During your menstrual cycle, many hormones are released – starting a chain reaction. The pituitary gland in the brain releases FSH which stimulates the growth of follicles and a premature egg in the ovaries. These follicles then release estrogen which helps prepare the uterus lining and triggers the brain to release luteinizing hormone (LH). LH then triggers ovulation in which the egg is released into the fallopian tubes where it spends around twelve to twenty-four hours waiting to be fertilized. If the egg isn’t fertilized in this time it begins to dissolve and is shed away with the uterine lining during menstruation.
Though this window of opportunity is brief, it’s increased by the fact that sperm can live for up to five days – showing up early awaiting ovulation.
Regular daily birth control pills modify these hormone levels.
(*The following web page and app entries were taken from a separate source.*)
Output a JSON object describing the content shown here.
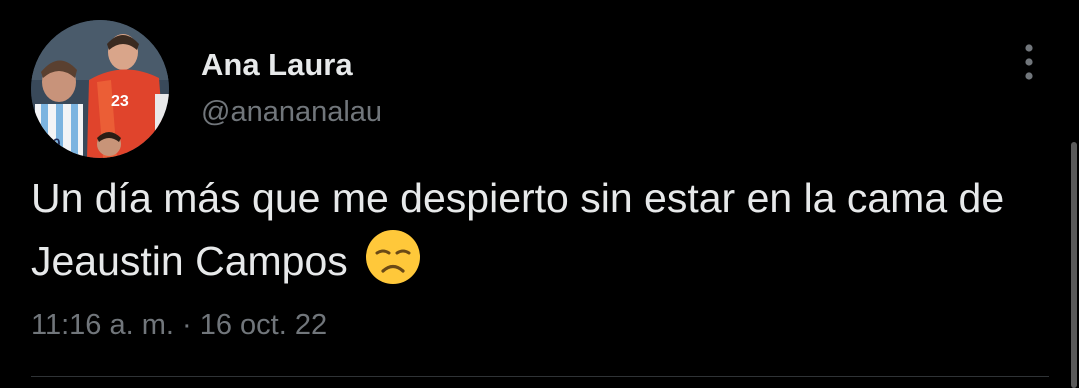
{
  "tweet": {
    "author": {
      "display_name": "Ana Laura",
      "handle": "@anananalau",
      "avatar_icon": "profile-photo"
    },
    "text": "Un día más que me despierto sin estar en la cama de Jeaustin Campos",
    "emoji": "disappointed-face",
    "timestamp": "11:16 a. m. · 16 oct. 22",
    "more_icon": "more-vertical-icon"
  },
  "colors": {
    "background": "#000000",
    "primary_text": "#e7e9ea",
    "secondary_text": "#71767b",
    "divider": "#2f3336"
  }
}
By increasing progestin levels, your body thinks it has already released an egg or that its already pregnant. It effectively decreases FSH and LH and then the cycle halts.
But in the case of the Morning After emergency contraceptive pill which is taken after sex, a few different mechanisms take place.
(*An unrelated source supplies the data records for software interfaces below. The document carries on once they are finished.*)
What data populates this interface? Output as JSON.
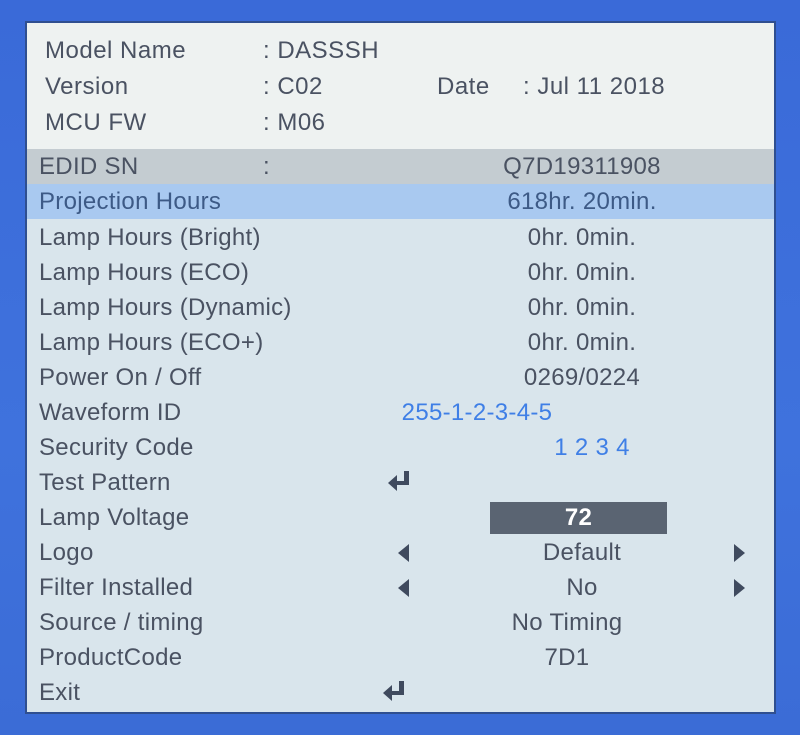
{
  "header": {
    "model_name_label": "Model Name",
    "model_name_value": ": DASSSH",
    "version_label": "Version",
    "version_value": ": C02",
    "date_label": "Date",
    "date_value": ": Jul 11 2018",
    "mcu_fw_label": "MCU FW",
    "mcu_fw_value": ": M06"
  },
  "rows": [
    {
      "label": "EDID SN",
      "sep": ":",
      "value": "Q7D19311908"
    },
    {
      "label": "Projection Hours",
      "value": "618hr. 20min."
    },
    {
      "label": "Lamp Hours (Bright)",
      "value": "0hr. 0min."
    },
    {
      "label": "Lamp Hours (ECO)",
      "value": "0hr. 0min."
    },
    {
      "label": "Lamp Hours (Dynamic)",
      "value": "0hr. 0min."
    },
    {
      "label": "Lamp Hours (ECO+)",
      "value": "0hr. 0min."
    },
    {
      "label": "Power On / Off",
      "value": "0269/0224"
    },
    {
      "label": "Waveform ID",
      "value": "255-1-2-3-4-5"
    },
    {
      "label": "Security Code",
      "value": "1 2 3 4"
    },
    {
      "label": "Test Pattern",
      "icon": "enter-icon"
    },
    {
      "label": "Lamp Voltage",
      "value": "72"
    },
    {
      "label": "Logo",
      "value": "Default"
    },
    {
      "label": "Filter Installed",
      "value": "No"
    },
    {
      "label": "Source / timing",
      "value": "No Timing"
    },
    {
      "label": "ProductCode",
      "value": "7D1"
    },
    {
      "label": "Exit",
      "icon": "enter-icon"
    }
  ],
  "colors": {
    "background": "#3d6fd9",
    "highlight": "#a9c9f0",
    "blue_value": "#3f7fe6",
    "text": "#4a5262"
  }
}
Morning After works because fertilization doesn’t happen immediately or even within hours immediately after sex. Instead the sperm must undergo a few biological changes in the fallopian tube first – which takes time! This is why Morning After works up to three days after sex – the sooner you take it, the more effective it is.
If taken during the first half of the menstrual cycle, Morning After works specifically to prevent ovulation – the egg is not released, even though it may be ready, the sperm cannot fertilize it.
In cases where it’s too late to prevent ovulation, emergency contraception is believed to also thicken cervical mucus and trap sperm. It may also directly inhibit fertilization between sperm and egg.
Morning After prevents pregnancy. It is unable to cause an abortion. In fact, it will not even harm an existing pregnancy.
Levonorgestrel, the active ingredient in Morning After, has been used in regular birth control pills for decades. Scientific studies have demonstrated its safety in women of all ages. While some minor side effects may occur such as nausea or vomiting, the benefits far outweigh the risks.
Morning After is available over-the-counter without a prescription or ID. It’s approved for women of all ages and can be found in the family planning or feminine care isle at drug stores.